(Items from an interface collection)
====================
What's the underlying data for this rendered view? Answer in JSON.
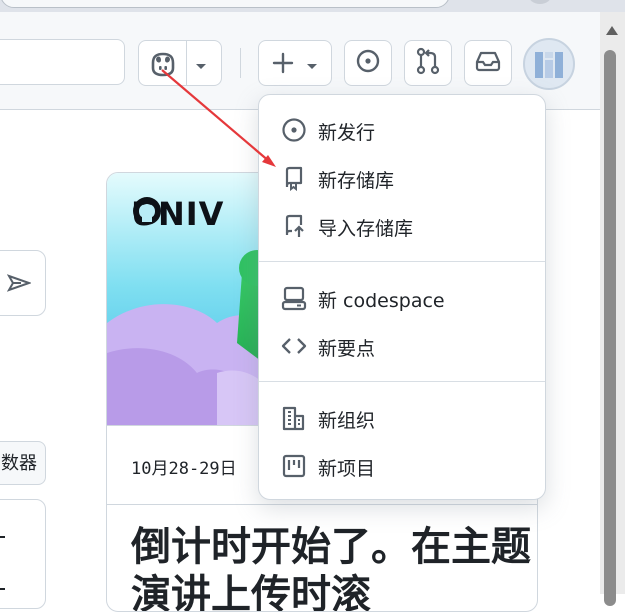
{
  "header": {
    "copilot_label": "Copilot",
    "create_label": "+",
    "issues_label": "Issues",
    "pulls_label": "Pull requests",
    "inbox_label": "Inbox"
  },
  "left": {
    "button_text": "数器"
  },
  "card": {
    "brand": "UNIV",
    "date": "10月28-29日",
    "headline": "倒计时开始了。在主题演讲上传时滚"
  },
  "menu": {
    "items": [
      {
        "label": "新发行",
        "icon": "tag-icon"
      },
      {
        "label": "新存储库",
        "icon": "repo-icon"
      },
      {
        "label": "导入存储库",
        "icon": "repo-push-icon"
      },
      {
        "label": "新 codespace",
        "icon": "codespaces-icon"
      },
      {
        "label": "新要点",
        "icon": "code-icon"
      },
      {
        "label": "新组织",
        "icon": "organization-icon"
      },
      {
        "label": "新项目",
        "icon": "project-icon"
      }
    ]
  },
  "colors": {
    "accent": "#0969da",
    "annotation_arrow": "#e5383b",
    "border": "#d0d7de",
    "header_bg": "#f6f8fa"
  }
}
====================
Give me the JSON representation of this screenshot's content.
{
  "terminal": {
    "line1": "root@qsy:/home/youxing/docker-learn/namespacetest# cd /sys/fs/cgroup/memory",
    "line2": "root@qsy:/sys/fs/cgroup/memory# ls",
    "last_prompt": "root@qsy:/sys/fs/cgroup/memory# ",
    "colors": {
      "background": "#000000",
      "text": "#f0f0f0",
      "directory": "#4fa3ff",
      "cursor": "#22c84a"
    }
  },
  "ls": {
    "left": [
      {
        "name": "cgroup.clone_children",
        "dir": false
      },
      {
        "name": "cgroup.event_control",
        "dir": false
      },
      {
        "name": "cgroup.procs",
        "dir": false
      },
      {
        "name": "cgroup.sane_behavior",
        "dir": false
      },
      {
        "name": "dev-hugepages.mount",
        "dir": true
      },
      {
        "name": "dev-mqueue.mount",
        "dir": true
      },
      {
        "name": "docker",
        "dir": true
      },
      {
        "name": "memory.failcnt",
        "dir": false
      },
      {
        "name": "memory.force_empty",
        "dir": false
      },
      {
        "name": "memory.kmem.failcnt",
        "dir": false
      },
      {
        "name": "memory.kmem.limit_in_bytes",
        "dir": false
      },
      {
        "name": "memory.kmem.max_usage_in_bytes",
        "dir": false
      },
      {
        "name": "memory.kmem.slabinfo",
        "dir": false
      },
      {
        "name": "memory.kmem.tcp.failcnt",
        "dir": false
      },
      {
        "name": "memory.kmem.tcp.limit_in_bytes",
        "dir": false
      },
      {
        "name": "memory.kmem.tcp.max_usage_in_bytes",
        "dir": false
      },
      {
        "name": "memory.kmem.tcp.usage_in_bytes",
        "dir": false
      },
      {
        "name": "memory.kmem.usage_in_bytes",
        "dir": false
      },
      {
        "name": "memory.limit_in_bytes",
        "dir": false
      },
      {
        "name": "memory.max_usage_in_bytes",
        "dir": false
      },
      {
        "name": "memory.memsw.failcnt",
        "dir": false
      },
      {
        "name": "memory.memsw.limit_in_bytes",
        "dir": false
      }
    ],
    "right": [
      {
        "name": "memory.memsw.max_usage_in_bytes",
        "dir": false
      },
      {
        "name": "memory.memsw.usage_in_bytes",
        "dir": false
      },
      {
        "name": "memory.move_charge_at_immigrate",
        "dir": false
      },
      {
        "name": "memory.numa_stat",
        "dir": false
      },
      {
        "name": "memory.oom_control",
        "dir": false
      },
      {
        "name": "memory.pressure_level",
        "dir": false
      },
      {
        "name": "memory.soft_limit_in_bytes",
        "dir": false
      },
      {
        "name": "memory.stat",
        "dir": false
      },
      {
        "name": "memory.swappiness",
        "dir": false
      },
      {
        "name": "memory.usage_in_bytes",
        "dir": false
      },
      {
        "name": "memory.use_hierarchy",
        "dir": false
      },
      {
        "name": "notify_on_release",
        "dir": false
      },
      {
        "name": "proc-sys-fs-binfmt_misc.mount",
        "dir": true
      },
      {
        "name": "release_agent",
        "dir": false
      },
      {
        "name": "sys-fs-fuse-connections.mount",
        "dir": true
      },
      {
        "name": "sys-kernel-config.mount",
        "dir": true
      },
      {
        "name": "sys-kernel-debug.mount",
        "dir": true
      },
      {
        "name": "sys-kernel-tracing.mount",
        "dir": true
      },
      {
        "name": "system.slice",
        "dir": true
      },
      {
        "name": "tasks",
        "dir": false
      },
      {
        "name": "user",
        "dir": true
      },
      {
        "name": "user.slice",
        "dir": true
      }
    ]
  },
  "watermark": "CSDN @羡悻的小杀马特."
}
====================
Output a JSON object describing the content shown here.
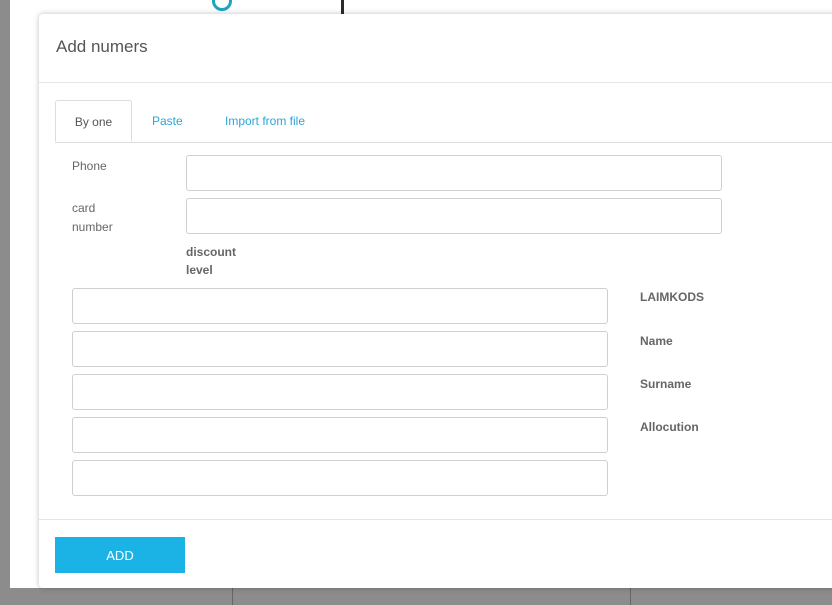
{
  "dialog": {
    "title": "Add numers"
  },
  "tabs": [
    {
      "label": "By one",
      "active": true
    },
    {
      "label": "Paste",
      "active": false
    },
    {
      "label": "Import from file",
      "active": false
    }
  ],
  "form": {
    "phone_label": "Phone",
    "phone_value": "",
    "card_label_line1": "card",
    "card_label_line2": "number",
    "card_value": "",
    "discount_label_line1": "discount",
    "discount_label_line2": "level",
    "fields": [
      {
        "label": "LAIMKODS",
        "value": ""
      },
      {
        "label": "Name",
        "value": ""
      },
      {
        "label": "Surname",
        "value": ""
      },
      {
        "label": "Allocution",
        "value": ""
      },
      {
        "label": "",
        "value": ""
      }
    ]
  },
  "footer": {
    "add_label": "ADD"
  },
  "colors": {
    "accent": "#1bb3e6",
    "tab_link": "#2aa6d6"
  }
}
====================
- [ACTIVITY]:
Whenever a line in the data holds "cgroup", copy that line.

- [WRITTEN SOLUTION]:
    "line1": "root@qsy:/home/youxing/docker-learn/namespacetest# cd /sys/fs/cgroup/memory",
    "line2": "root@qsy:/sys/fs/cgroup/memory# ls",
    "last_prompt": "root@qsy:/sys/fs/cgroup/memory# ",
        "name": "cgroup.clone_children",
        "name": "cgroup.event_control",
        "name": "cgroup.procs",
        "name": "cgroup.sane_behavior",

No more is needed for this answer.